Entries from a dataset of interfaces

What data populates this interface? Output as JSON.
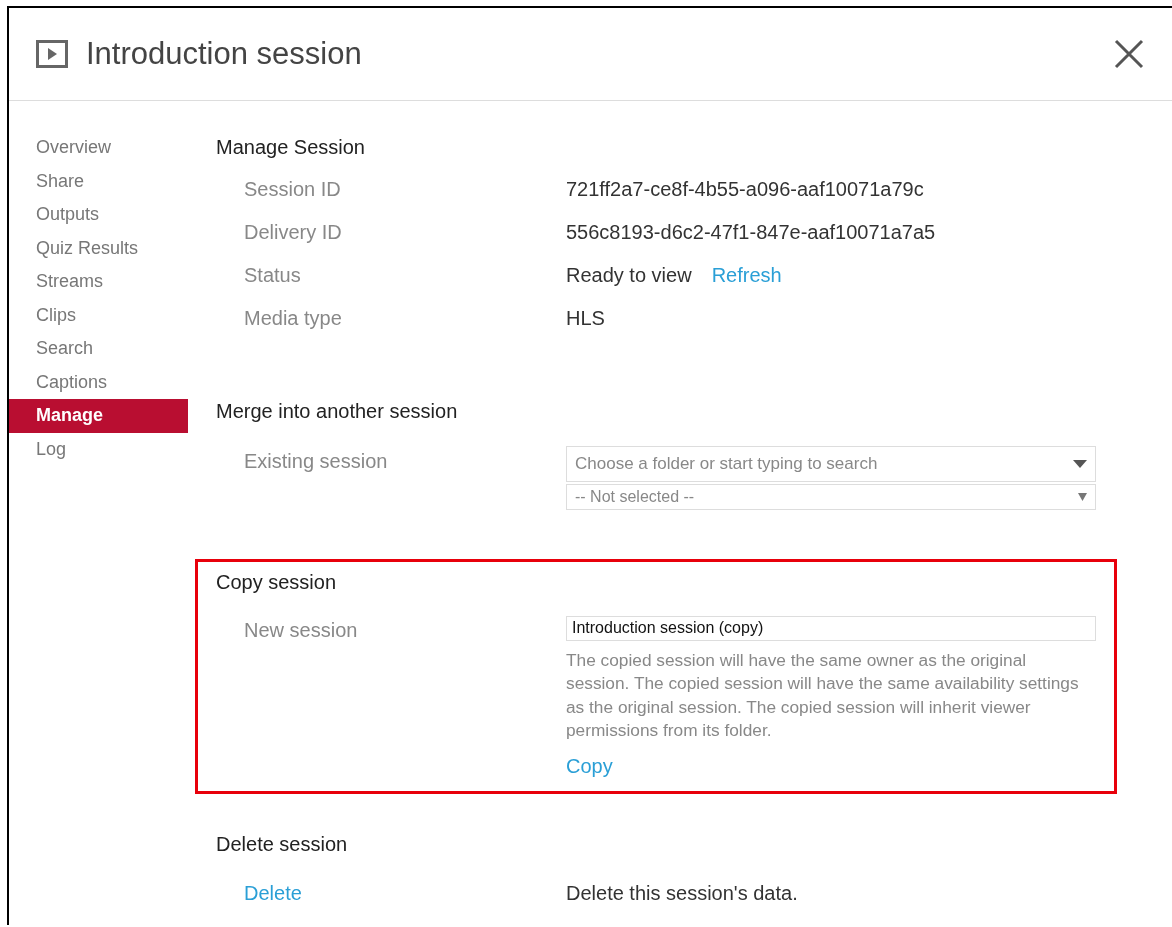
{
  "window": {
    "title": "Introduction session"
  },
  "sidebar": {
    "items": [
      {
        "label": "Overview",
        "selected": false
      },
      {
        "label": "Share",
        "selected": false
      },
      {
        "label": "Outputs",
        "selected": false
      },
      {
        "label": "Quiz Results",
        "selected": false
      },
      {
        "label": "Streams",
        "selected": false
      },
      {
        "label": "Clips",
        "selected": false
      },
      {
        "label": "Search",
        "selected": false
      },
      {
        "label": "Captions",
        "selected": false
      },
      {
        "label": "Manage",
        "selected": true
      },
      {
        "label": "Log",
        "selected": false
      }
    ]
  },
  "sections": [
    {
      "kind": "details",
      "heading": "Manage Session",
      "rows": [
        {
          "label": "Session ID",
          "value": "721ff2a7-ce8f-4b55-a096-aaf10071a79c"
        },
        {
          "label": "Delivery ID",
          "value": "556c8193-d6c2-47f1-847e-aaf10071a7a5"
        },
        {
          "label": "Status",
          "value": "Ready to view",
          "action": "Refresh"
        },
        {
          "label": "Media type",
          "value": "HLS"
        }
      ]
    },
    {
      "kind": "merge",
      "heading": "Merge into another session",
      "label": "Existing session",
      "search": {
        "placeholder": "Choose a folder or start typing to search"
      },
      "select": {
        "value": "-- Not selected --"
      }
    },
    {
      "kind": "copy",
      "heading": "Copy session",
      "highlighted": true,
      "label": "New session",
      "input": {
        "value": "Introduction session (copy)"
      },
      "help": "The copied session will have the same owner as the original session. The copied session will have the same availability settings as the original session. The copied session will inherit viewer permissions from its folder.",
      "action": "Copy"
    },
    {
      "kind": "delete",
      "heading": "Delete session",
      "action": "Delete",
      "description": "Delete this session's data."
    }
  ]
}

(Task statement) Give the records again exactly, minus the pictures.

(Task result)
What data populates this interface? Output as JSON.
{
  "window": {
    "title": "Introduction session"
  },
  "sidebar": {
    "items": [
      {
        "label": "Overview",
        "selected": false
      },
      {
        "label": "Share",
        "selected": false
      },
      {
        "label": "Outputs",
        "selected": false
      },
      {
        "label": "Quiz Results",
        "selected": false
      },
      {
        "label": "Streams",
        "selected": false
      },
      {
        "label": "Clips",
        "selected": false
      },
      {
        "label": "Search",
        "selected": false
      },
      {
        "label": "Captions",
        "selected": false
      },
      {
        "label": "Manage",
        "selected": true
      },
      {
        "label": "Log",
        "selected": false
      }
    ]
  },
  "sections": [
    {
      "kind": "details",
      "heading": "Manage Session",
      "rows": [
        {
          "label": "Session ID",
          "value": "721ff2a7-ce8f-4b55-a096-aaf10071a79c"
        },
        {
          "label": "Delivery ID",
          "value": "556c8193-d6c2-47f1-847e-aaf10071a7a5"
        },
        {
          "label": "Status",
          "value": "Ready to view",
          "action": "Refresh"
        },
        {
          "label": "Media type",
          "value": "HLS"
        }
      ]
    },
    {
      "kind": "merge",
      "heading": "Merge into another session",
      "label": "Existing session",
      "search": {
        "placeholder": "Choose a folder or start typing to search"
      },
      "select": {
        "value": "-- Not selected --"
      }
    },
    {
      "kind": "copy",
      "heading": "Copy session",
      "highlighted": true,
      "label": "New session",
      "input": {
        "value": "Introduction session (copy)"
      },
      "help": "The copied session will have the same owner as the original session. The copied session will have the same availability settings as the original session. The copied session will inherit viewer permissions from its folder.",
      "action": "Copy"
    },
    {
      "kind": "delete",
      "heading": "Delete session",
      "action": "Delete",
      "description": "Delete this session's data."
    }
  ]
}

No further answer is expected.